What is Phocomelia?
Phocomelia is a rare congenital disorder that leads to short limbs. It is present at birth.
The types and severity vary which means it might affect one limb, upper or lower, or all the four limbs. It is more commonly found affecting the upper limb.
The condition presents itself in the following ways:
- Limbs can be reduced or missing completely
- Fingers missing
- Finger fused
- All four limbs are missing (tetraphocomelia)
In severe cases, the hand and foot may be directly attached to the trunk.
Phocomelia is related to issues in early pregnancy as it is during this time the fetus begins to develop limbs.
Causes of Phocomelia
Though unclear, there are believed to be multiple factors that can lead to this condition.
Phocomelia is associated with an anomaly in chromosome 8 and can be passed down within families. It is an autosomal recessive trait which means both the parents need to have it in order for a child to suffer from it.

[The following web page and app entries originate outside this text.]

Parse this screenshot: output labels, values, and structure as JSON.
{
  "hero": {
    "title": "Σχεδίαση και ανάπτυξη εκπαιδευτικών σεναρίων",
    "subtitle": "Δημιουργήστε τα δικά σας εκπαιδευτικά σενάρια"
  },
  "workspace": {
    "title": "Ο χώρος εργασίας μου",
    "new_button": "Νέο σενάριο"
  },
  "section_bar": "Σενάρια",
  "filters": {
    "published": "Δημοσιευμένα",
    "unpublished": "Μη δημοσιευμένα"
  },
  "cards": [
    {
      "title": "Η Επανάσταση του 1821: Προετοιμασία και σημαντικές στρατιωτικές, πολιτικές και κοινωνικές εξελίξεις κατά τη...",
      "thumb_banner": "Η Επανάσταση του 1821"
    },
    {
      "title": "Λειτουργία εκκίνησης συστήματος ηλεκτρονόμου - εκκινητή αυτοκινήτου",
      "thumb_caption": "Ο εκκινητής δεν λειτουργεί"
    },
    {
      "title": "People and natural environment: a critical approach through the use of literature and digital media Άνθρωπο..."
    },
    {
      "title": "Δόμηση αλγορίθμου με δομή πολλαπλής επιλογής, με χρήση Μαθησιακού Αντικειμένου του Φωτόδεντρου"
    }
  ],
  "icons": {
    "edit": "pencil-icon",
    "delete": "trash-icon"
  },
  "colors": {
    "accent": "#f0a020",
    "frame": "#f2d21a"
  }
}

If a mother takes thalidomide during the first trimester of pregnancy, there are chances of the baby suffering from phocomelia.
Thalidomide is a sedative that was prescribed to reduce morning sickness and nausea during pregnancy. Because of various side effects, it was withdrawn as a pregnancy drug. It caused birth defects in more than 10000 babies around the world.(1, 2)
Other Causes of Phocomelia
The following factors during pregnancy can also lead to phocomelia:
Symptoms of Phocomelia
Shortened or missing limb is a major symptom of phocomelia. The condition might also affect eyes, ears, nose, growth, and cognition.
Phocomelia can include the following symptoms in addition:
- Heart problem
- Bowel abnormalities
- Kidney and urinary tract issues
- Nervous system irregularities
- Heart problems
- Underdeveloped shoulder and hip joints
Together these symptoms are known as thalidomide syndrome or thalidomide embryopathy.
Severe symptoms of phocomelia include:
- An abnormally shaped uterus
- Abnormality in the urethra
- Malformations in the kidney and heart
- Accumulation of spinal fluid under the skull causing migraines and vomiting
- Fissure of the brain and projecting skull
- Shortened neck
- Blood clotting problem due to low platelet count
There is no treatment for phocomelia but the symptoms can be managed in the following ways.
Prosthetics are the synthetic alternative for the missing limbs that can be attached to the body. It can help add length to any limb or replace the absent one.
With the advancement in myoelectric prosthetic limbs that can detect electric signals from the nervous system and muscles, an individual is able to move the limbs without the use of cords and other devices.
This helps make life easier and also improves the quality of life.
Therapies for Phocomelia
There are various forms of rehabilitation therapies for phocomelia such as:
Occupational Therapy: Helps a person with phocomelia to learn how to do daily tasks
Physical Therapy: Improves movement strength and posture
Speech Therapy: It can help manage speech
If phocomelia is due to genetic mutation, surgery is suggested. It is a rarely advised treatment.
Surgery for phocomelia can be recommended to:
- Correct structural issues in the face
- Stabilize joints
- Lengthen existing bones
- Improve thumb opposition.